[App and web page records]

Start of Block

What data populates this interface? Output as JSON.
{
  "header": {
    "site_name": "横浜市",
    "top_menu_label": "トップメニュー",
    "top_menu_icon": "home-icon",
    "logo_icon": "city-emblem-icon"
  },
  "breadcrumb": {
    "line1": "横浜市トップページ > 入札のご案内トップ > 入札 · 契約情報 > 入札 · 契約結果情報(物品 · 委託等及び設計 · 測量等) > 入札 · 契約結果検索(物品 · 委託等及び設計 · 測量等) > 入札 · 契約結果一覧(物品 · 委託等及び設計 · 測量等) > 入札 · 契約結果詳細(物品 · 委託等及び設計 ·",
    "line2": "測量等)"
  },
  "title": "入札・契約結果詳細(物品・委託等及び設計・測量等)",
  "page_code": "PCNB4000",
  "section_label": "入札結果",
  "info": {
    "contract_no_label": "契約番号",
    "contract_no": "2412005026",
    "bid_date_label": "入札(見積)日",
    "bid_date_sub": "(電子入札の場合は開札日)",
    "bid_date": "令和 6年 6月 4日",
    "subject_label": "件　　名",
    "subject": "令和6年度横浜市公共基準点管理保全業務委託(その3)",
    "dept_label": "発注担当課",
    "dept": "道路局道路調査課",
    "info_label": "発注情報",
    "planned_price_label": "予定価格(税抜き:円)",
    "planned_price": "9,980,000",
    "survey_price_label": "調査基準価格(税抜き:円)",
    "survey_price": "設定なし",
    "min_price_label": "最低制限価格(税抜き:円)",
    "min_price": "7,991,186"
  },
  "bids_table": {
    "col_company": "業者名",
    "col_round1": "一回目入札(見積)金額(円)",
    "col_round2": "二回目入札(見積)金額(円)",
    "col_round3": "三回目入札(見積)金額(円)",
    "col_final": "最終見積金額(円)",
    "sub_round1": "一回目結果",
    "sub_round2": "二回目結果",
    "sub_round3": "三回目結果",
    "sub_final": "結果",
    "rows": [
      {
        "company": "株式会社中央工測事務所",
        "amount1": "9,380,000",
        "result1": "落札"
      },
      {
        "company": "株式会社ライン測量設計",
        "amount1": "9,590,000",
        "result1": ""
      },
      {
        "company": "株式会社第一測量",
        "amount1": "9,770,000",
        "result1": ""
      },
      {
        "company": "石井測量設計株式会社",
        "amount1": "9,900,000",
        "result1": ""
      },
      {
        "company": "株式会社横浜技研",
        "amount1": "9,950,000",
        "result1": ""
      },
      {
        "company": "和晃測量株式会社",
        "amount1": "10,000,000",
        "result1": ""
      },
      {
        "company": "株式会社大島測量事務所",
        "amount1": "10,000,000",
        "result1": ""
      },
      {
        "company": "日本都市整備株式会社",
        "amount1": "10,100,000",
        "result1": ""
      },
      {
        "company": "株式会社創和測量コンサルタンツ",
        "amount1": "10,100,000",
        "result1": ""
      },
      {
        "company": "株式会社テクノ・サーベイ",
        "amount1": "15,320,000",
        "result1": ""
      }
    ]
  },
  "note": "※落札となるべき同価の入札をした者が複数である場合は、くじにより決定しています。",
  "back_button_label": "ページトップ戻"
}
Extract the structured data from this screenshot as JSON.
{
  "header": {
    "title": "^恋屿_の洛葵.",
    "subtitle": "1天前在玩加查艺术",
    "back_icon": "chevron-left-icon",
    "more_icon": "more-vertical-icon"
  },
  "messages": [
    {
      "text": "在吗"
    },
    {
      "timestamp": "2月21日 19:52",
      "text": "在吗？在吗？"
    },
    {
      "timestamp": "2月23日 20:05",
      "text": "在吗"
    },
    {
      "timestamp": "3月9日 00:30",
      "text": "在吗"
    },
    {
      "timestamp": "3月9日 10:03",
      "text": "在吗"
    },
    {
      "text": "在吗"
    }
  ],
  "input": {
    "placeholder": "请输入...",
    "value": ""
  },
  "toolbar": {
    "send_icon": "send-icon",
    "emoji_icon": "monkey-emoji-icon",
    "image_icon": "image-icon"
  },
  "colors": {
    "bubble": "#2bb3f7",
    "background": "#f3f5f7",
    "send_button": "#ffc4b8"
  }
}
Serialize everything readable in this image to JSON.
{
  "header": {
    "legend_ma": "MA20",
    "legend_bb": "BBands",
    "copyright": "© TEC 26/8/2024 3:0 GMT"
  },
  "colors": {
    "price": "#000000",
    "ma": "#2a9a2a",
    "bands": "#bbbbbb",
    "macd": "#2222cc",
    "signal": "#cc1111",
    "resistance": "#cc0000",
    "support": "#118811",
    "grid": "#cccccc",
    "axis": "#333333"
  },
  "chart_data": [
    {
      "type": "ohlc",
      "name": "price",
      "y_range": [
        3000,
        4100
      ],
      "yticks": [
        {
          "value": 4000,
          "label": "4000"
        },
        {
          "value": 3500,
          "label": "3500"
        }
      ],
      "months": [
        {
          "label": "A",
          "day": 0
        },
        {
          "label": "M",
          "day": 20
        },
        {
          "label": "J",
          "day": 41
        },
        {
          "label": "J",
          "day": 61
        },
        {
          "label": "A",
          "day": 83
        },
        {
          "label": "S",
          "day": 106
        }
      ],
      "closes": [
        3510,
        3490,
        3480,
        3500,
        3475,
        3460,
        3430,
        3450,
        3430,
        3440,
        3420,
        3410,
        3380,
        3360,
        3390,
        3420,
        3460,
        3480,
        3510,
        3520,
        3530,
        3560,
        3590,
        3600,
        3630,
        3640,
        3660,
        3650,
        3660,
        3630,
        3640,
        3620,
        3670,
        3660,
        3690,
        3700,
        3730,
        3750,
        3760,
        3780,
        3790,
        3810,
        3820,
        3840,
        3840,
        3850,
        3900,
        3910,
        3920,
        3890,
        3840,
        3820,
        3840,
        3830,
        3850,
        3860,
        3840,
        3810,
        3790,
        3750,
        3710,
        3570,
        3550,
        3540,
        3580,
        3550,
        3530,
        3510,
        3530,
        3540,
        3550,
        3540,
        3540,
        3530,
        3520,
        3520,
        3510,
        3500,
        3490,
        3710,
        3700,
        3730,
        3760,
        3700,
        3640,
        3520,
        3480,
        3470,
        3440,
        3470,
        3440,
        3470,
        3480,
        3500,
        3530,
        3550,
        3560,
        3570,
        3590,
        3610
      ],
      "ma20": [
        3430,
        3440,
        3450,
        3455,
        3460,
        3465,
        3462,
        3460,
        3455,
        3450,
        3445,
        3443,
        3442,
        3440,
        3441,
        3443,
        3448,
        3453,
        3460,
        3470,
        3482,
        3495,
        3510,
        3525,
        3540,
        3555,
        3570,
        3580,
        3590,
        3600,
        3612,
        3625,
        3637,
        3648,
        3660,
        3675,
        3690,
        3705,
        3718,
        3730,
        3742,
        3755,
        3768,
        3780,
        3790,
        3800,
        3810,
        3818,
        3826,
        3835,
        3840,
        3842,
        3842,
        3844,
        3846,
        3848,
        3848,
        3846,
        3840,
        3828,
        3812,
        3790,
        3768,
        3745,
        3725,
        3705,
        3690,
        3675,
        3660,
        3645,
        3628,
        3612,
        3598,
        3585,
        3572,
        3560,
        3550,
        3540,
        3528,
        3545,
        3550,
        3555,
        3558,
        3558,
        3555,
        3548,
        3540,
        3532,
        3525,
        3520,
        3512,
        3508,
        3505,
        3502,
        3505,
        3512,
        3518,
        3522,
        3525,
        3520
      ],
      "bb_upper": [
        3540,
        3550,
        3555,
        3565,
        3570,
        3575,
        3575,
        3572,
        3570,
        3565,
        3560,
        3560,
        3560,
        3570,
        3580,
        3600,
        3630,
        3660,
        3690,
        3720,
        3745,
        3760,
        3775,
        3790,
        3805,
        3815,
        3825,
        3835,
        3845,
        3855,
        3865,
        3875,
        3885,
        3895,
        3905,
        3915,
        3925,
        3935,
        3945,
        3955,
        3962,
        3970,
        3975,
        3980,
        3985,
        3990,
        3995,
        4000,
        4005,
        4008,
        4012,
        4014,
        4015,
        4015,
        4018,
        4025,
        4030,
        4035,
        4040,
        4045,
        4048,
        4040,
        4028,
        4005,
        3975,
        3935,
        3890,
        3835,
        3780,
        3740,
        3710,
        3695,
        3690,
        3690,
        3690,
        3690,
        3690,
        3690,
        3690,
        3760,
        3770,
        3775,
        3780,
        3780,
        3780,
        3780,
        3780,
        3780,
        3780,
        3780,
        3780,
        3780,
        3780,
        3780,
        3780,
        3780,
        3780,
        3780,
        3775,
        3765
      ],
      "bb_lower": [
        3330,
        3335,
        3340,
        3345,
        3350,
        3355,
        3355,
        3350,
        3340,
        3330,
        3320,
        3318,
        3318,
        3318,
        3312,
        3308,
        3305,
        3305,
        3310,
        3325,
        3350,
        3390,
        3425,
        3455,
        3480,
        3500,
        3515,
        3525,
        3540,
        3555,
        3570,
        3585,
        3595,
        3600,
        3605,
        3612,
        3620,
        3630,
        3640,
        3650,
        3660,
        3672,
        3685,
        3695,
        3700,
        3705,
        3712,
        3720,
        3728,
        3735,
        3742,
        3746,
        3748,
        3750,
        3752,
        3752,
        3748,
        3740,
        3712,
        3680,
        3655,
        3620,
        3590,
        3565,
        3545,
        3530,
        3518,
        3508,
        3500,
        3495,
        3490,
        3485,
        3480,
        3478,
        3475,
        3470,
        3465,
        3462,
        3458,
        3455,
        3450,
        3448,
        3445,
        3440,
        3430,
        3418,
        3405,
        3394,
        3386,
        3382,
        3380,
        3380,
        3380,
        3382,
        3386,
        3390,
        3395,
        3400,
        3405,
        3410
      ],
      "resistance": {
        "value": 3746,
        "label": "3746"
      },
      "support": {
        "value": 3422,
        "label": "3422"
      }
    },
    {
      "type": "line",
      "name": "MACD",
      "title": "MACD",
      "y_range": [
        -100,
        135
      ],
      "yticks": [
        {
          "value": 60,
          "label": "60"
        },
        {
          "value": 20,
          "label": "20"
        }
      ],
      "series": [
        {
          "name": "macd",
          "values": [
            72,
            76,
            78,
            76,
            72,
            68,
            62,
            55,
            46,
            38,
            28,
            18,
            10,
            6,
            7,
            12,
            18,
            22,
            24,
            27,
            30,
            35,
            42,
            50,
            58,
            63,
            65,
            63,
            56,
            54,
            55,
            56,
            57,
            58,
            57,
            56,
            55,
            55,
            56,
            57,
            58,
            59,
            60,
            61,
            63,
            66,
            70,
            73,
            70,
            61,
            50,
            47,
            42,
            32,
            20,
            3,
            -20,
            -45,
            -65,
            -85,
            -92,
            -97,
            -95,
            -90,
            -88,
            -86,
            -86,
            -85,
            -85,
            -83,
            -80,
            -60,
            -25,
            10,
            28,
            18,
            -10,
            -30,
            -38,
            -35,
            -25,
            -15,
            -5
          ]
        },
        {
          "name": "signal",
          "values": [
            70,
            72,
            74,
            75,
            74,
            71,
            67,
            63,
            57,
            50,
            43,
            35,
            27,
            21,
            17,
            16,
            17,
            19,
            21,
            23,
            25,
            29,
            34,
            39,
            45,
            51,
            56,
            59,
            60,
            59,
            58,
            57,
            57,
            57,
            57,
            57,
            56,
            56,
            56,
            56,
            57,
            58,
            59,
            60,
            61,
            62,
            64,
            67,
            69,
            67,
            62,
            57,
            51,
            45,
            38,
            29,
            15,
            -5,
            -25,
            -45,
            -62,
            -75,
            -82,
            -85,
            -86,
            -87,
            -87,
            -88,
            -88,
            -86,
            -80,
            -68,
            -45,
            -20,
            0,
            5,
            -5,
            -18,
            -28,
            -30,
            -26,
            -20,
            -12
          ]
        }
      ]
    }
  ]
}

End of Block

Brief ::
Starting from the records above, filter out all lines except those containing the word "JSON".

Response area ::
What data populates this interface? Output as JSON.
Extract the structured data from this screenshot as JSON.
Serialize everything readable in this image to JSON.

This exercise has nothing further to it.